What happens when 2-inches of snow fall in the middle of the day in a city with a tragically ineffectual public transit system? Everyone leaves work early. At the same time. And they flood the streets with their cars. At the same time. And then they sit there – for many, many hours.
Tonight, people are still stranded on roads, thousands of kids are stuck either at school or on buses on roads (little kids. They’ve been there for almost 12 hours as I’m writing this.), even a baby was born on a major highway, which is how you know it’s a fucking situation. Somebody always pops off a baby in the middle of a crisis just to let you know it’s a crisis.
Contrary to the South’s reputation as not being able to handle snow (I mean, we can’t, but it’s not usually this bad), this event is the product of a LOT of fuck ups. One guy summed it up really well:

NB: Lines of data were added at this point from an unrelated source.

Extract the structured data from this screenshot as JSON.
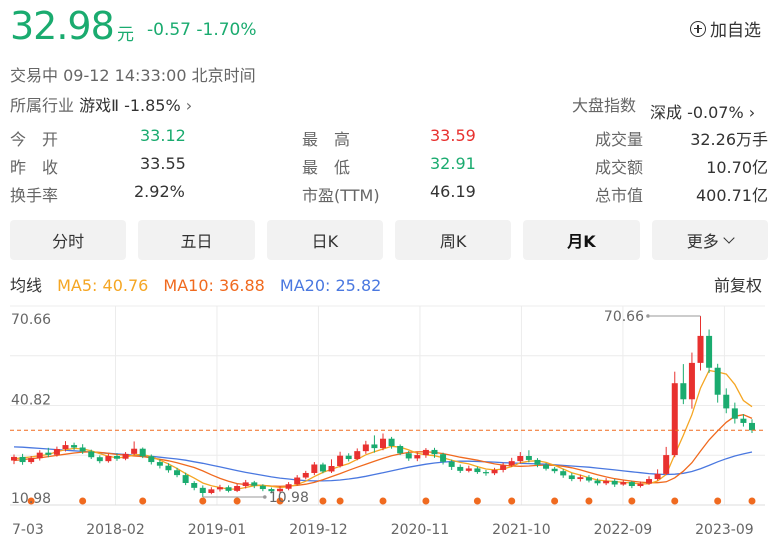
{
  "quote": {
    "price": "32.98",
    "unit": "元",
    "change": "-0.57 -1.70%",
    "add_label": "加自选",
    "status": "交易中  09-12 14:33:00  北京时间",
    "industry_label": "所属行业",
    "industry_value": "游戏Ⅱ -1.85%",
    "market_label": "大盘指数",
    "market_value": "深成 -0.07%",
    "colors": {
      "down": "#1aab6f",
      "up": "#e8312f",
      "neutral": "#333333"
    }
  },
  "stats": [
    {
      "label": "今　开",
      "value": "33.12",
      "color": "#1aab6f"
    },
    {
      "label": "最　高",
      "value": "33.59",
      "color": "#e8312f"
    },
    {
      "label": "成交量",
      "value": "32.26万手",
      "color": "#333333"
    },
    {
      "label": "昨　收",
      "value": "33.55",
      "color": "#333333"
    },
    {
      "label": "最　低",
      "value": "32.91",
      "color": "#1aab6f"
    },
    {
      "label": "成交额",
      "value": "10.70亿",
      "color": "#333333"
    },
    {
      "label": "换手率",
      "value": "2.92%",
      "color": "#333333"
    },
    {
      "label": "市盈(TTM)",
      "value": "46.19",
      "color": "#333333"
    },
    {
      "label": "总市值",
      "value": "400.71亿",
      "color": "#333333"
    }
  ],
  "tabs": [
    {
      "label": "分时",
      "active": false
    },
    {
      "label": "五日",
      "active": false
    },
    {
      "label": "日K",
      "active": false
    },
    {
      "label": "周K",
      "active": false
    },
    {
      "label": "月K",
      "active": true
    },
    {
      "label": "更多",
      "active": false
    }
  ],
  "ma": {
    "title": "均线",
    "ma5": "MA5: 40.76",
    "ma10": "MA10: 36.88",
    "ma20": "MA20: 25.82",
    "adjust": "前复权",
    "colors": {
      "ma5": "#f5a623",
      "ma10": "#f06a1f",
      "ma20": "#4a78e0"
    }
  },
  "chart_data": {
    "type": "candlestick",
    "y_ticks": [
      "70.66",
      "40.82",
      "10.98"
    ],
    "y_range": [
      10.98,
      70.66
    ],
    "x_ticks": [
      "7-03",
      "2018-02",
      "2019-01",
      "2019-12",
      "2020-11",
      "2021-10",
      "2022-09",
      "2023-09"
    ],
    "max_label": "70.66",
    "min_label": "10.98",
    "current_price": 32.98,
    "grid": true,
    "colors": {
      "up": "#e8312f",
      "down": "#1aab6f",
      "ma5": "#f5a623",
      "ma10": "#f06a1f",
      "ma20": "#4a78e0",
      "dots": "#f06a1f"
    },
    "candles": [
      [
        23,
        24.2,
        21.8,
        25
      ],
      [
        24.2,
        22.5,
        21.6,
        25.2
      ],
      [
        22.5,
        23.8,
        21.9,
        24.5
      ],
      [
        23.8,
        25.6,
        23,
        26.4
      ],
      [
        25.6,
        24.9,
        24.1,
        27.2
      ],
      [
        24.9,
        26.8,
        24.3,
        27.6
      ],
      [
        26.8,
        28.1,
        26,
        29.4
      ],
      [
        28.1,
        27.3,
        26.5,
        28.9
      ],
      [
        27.3,
        26,
        25.2,
        28.4
      ],
      [
        26,
        24.1,
        23.5,
        26.6
      ],
      [
        24.1,
        22.8,
        22.1,
        24.7
      ],
      [
        22.8,
        24.5,
        22.3,
        25.2
      ],
      [
        24.5,
        23.6,
        22.9,
        25.4
      ],
      [
        23.6,
        25.2,
        23.1,
        25.8
      ],
      [
        25.2,
        26.9,
        24.8,
        29.3
      ],
      [
        26.9,
        24.4,
        23.8,
        27.3
      ],
      [
        24.4,
        22.5,
        21.7,
        25
      ],
      [
        22.5,
        21.3,
        20.4,
        23.4
      ],
      [
        21.3,
        19.8,
        19,
        22.1
      ],
      [
        19.8,
        18.2,
        17.5,
        20.6
      ],
      [
        18.2,
        15.6,
        14.9,
        19
      ],
      [
        15.6,
        14,
        13.2,
        16.2
      ],
      [
        14,
        12.3,
        10.98,
        14.8
      ],
      [
        12.3,
        13.5,
        11.9,
        14.2
      ],
      [
        13.5,
        14.2,
        12.8,
        15
      ],
      [
        14.2,
        13,
        12.5,
        14.8
      ],
      [
        13,
        14.6,
        12.6,
        15.3
      ],
      [
        14.6,
        15.8,
        13.8,
        16.6
      ],
      [
        15.8,
        14.7,
        13.9,
        16.3
      ],
      [
        14.7,
        13.6,
        12.9,
        15.2
      ],
      [
        13.6,
        12.9,
        12.2,
        14.1
      ],
      [
        12.9,
        13.7,
        12.4,
        14.5
      ],
      [
        13.7,
        15.2,
        13.2,
        15.9
      ],
      [
        15.2,
        17.4,
        14.8,
        18.2
      ],
      [
        17.4,
        18.9,
        16.8,
        19.6
      ],
      [
        18.9,
        21.7,
        18.2,
        22.5
      ],
      [
        21.7,
        19.4,
        18.8,
        22.3
      ],
      [
        19.4,
        21.2,
        18.9,
        23.4
      ],
      [
        21.2,
        24.6,
        20.7,
        25.9
      ],
      [
        24.6,
        23.5,
        22.7,
        25.4
      ],
      [
        23.5,
        26.1,
        23.1,
        27
      ],
      [
        26.1,
        28.3,
        25.2,
        29.5
      ],
      [
        28.3,
        27.1,
        25.6,
        31.3
      ],
      [
        27.1,
        30.2,
        26.4,
        31.9
      ],
      [
        30.2,
        27.8,
        26.9,
        30.8
      ],
      [
        27.8,
        25.4,
        24.8,
        28.3
      ],
      [
        25.4,
        23.7,
        22.9,
        26.2
      ],
      [
        23.7,
        24.8,
        22.8,
        25.6
      ],
      [
        24.8,
        26.5,
        23.9,
        27.1
      ],
      [
        26.5,
        25.1,
        23.9,
        27.2
      ],
      [
        25.1,
        22.6,
        21.7,
        25.6
      ],
      [
        22.6,
        20.9,
        19.9,
        23.3
      ],
      [
        20.9,
        19.6,
        18.9,
        21.7
      ],
      [
        19.6,
        20.4,
        19.1,
        21.3
      ],
      [
        20.4,
        19.2,
        18.6,
        21
      ],
      [
        19.2,
        18.8,
        18,
        19.9
      ],
      [
        18.8,
        19.9,
        18.2,
        20.6
      ],
      [
        19.9,
        21.4,
        19.1,
        22.3
      ],
      [
        21.4,
        22.8,
        20.9,
        23.9
      ],
      [
        22.8,
        24.5,
        22.1,
        25.8
      ],
      [
        24.5,
        23.2,
        22.4,
        26.4
      ],
      [
        23.2,
        21.6,
        20.8,
        23.8
      ],
      [
        21.6,
        20.3,
        19.7,
        22.2
      ],
      [
        20.3,
        19.5,
        18.8,
        20.9
      ],
      [
        19.5,
        18.1,
        17.3,
        20.2
      ],
      [
        18.1,
        16.9,
        16.2,
        18.9
      ],
      [
        16.9,
        17.5,
        16.1,
        18.4
      ],
      [
        17.5,
        16.4,
        15.8,
        18.2
      ],
      [
        16.4,
        15.5,
        14.8,
        17.1
      ],
      [
        15.5,
        16.3,
        14.9,
        17.2
      ],
      [
        16.3,
        15.1,
        14.3,
        16.9
      ],
      [
        15.1,
        15.9,
        14.7,
        16.5
      ],
      [
        15.9,
        14.6,
        13.9,
        16.3
      ],
      [
        14.6,
        15.4,
        14.1,
        16.1
      ],
      [
        15.4,
        16.9,
        15,
        17.8
      ],
      [
        16.9,
        18.6,
        16.4,
        20.1
      ],
      [
        18.6,
        24.8,
        18.2,
        27.5
      ],
      [
        24.8,
        48.5,
        24.1,
        52.3
      ],
      [
        48.5,
        43.2,
        41.6,
        54.8
      ],
      [
        43.2,
        55.2,
        40.1,
        58.6
      ],
      [
        55.2,
        64.1,
        52.7,
        70.66
      ],
      [
        64.1,
        53.6,
        51.9,
        66.2
      ],
      [
        53.6,
        44.7,
        42.1,
        54.9
      ],
      [
        44.7,
        40.2,
        38.6,
        46.8
      ],
      [
        40.2,
        36.8,
        35.2,
        42.1
      ],
      [
        36.8,
        35.4,
        34.2,
        38.3
      ],
      [
        35.4,
        32.98,
        32.1,
        36.6
      ]
    ],
    "ma5": [
      23.6,
      23.9,
      24.2,
      24.6,
      25,
      25.9,
      26.6,
      27,
      26.8,
      26.2,
      25.3,
      24.4,
      23.9,
      24.1,
      24.9,
      25,
      24.3,
      23.1,
      21.9,
      20.4,
      18.7,
      17.2,
      15.6,
      14.7,
      14.1,
      13.6,
      13.6,
      14.1,
      14.7,
      14.8,
      14.5,
      14.1,
      14.3,
      15.1,
      16.2,
      17.7,
      19.1,
      20.1,
      21.1,
      22,
      23.4,
      24.9,
      25.9,
      26.8,
      27.7,
      27.4,
      26.5,
      25.4,
      24.9,
      24.6,
      23.9,
      23.1,
      22.4,
      21.9,
      21,
      20.2,
      19.9,
      20.2,
      21,
      22.3,
      22.8,
      22.9,
      22.4,
      21.4,
      20.2,
      19,
      18.2,
      17.3,
      16.6,
      16.3,
      16.1,
      15.8,
      15.6,
      15.3,
      15.3,
      16.3,
      18.4,
      25,
      31.3,
      38.1,
      46.9,
      52.7,
      52.2,
      51.5,
      48.1,
      42.8,
      40.76
    ],
    "ma10": [
      23,
      23.3,
      23.6,
      23.9,
      24.3,
      24.7,
      25.1,
      25.5,
      25.8,
      25.9,
      25.7,
      25.4,
      25,
      24.8,
      24.5,
      24.3,
      23.9,
      23.4,
      22.9,
      22.3,
      21.5,
      20.7,
      19.6,
      18.3,
      17.1,
      16.2,
      15.4,
      15.1,
      14.9,
      14.8,
      14.6,
      14.5,
      14.6,
      14.8,
      15.2,
      15.8,
      16.7,
      17.7,
      18.7,
      19.8,
      20.8,
      21.8,
      22.8,
      23.7,
      24.6,
      25.2,
      25.7,
      25.9,
      25.9,
      25.7,
      25.3,
      24.7,
      24.1,
      23.6,
      23.1,
      22.5,
      21.9,
      21.5,
      21.2,
      21.1,
      21.2,
      21.4,
      21.5,
      21.4,
      21.1,
      20.6,
      19.9,
      19.1,
      18.3,
      17.6,
      17,
      16.6,
      16.2,
      15.9,
      15.7,
      15.7,
      16,
      17.3,
      19.5,
      22.3,
      26.1,
      29.8,
      32.8,
      35.6,
      37.6,
      38.1,
      36.88
    ],
    "ma20": [
      27.5,
      27.4,
      27.2,
      27,
      26.8,
      26.6,
      26.4,
      26.2,
      26,
      25.8,
      25.6,
      25.4,
      25.2,
      25,
      24.8,
      24.6,
      24.4,
      24.1,
      23.8,
      23.5,
      23.1,
      22.6,
      22.1,
      21.5,
      20.9,
      20.3,
      19.7,
      19.1,
      18.6,
      18.1,
      17.6,
      17.2,
      16.9,
      16.6,
      16.4,
      16.3,
      16.3,
      16.4,
      16.6,
      16.9,
      17.3,
      17.8,
      18.4,
      19,
      19.6,
      20.2,
      20.8,
      21.3,
      21.8,
      22.2,
      22.5,
      22.7,
      22.8,
      22.8,
      22.7,
      22.6,
      22.5,
      22.3,
      22.2,
      22.1,
      22,
      21.9,
      21.8,
      21.6,
      21.4,
      21.2,
      21,
      20.8,
      20.5,
      20.2,
      19.9,
      19.6,
      19.3,
      19,
      18.7,
      18.5,
      18.4,
      18.5,
      18.8,
      19.4,
      20.3,
      21.4,
      22.6,
      23.6,
      24.5,
      25.2,
      25.82
    ],
    "dot_indices": [
      2,
      8,
      15,
      22,
      26,
      31,
      36,
      38,
      43,
      48,
      54,
      58,
      63,
      67,
      72,
      77,
      82,
      86
    ]
  }
}
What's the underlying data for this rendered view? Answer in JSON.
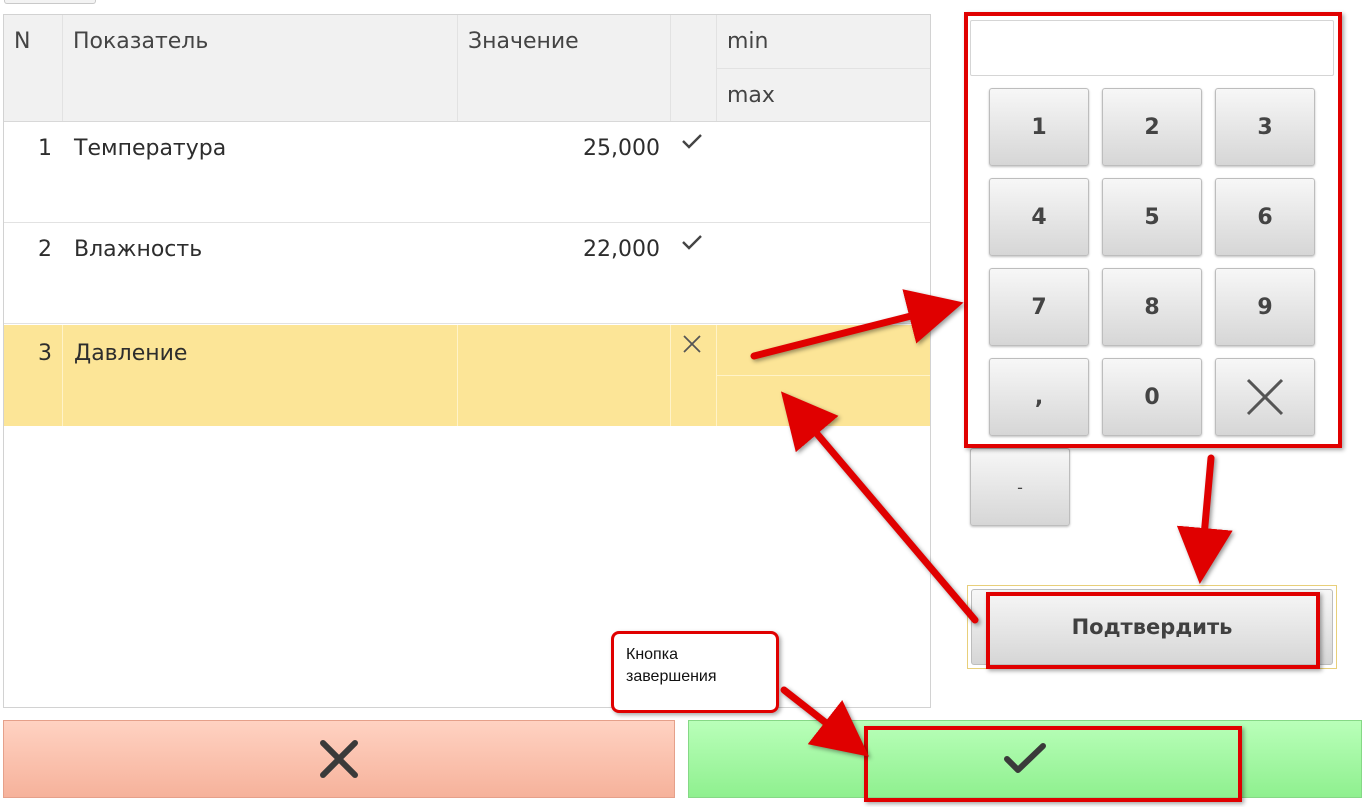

For all you Yankees laughing at GA for being shut down by two inches of snow, let’s talk about what really happened: At noon, it started snowing. All of the schools, at once, decided to close without any advance notice around 1:30. It was basically, “Hey, we’re closed now! come get your kids!”
At the same time, most businesses closed. So that’s roughly 5 million people who all got on the roads at the same time, which clearly caused a massive traffic jam. Then, while they’re out there, the snow gets worse, turns into slush, and then, eventually, full-on sheets of ice. And, while everyone was in gridlock, they couldn’t reload the salt trucks because the gridlock was too thick to navigate back to the salt storage areas (we have 30 trucks & 40 plows in ATL proper), so the ice situation got worse and worse, until short trips became hours-long and some folks ditched their cars and walked. And, there’s a good number of kids and staff spending the night at the schools tonight because there’s too much ice for the buses to run safely to take them home.
Also, [Georgia Department of Transportation] is saying there were around 940 accidents today.
So anyway, it’s a giant shit show. I could go on about the political and infrastructural implications of all of this (there. are. many.) but let’s just look at the carnage for now and take comfort in remembering that when we were kids, we would’ve been super excited to spend the night at school. They’re probably(?) having a blast. Prayers for them teachers tho.
— NewsBreaker (@NewsBreaker) January 29, 2014
— Shawn Reynolds (@WCL_Shawn) January 29, 2014
— ATL’s Only Snow Plow (@ATLsnowplow) January 29, 2014
— Paula Whittle (@Paula_Whittle) January 29, 2014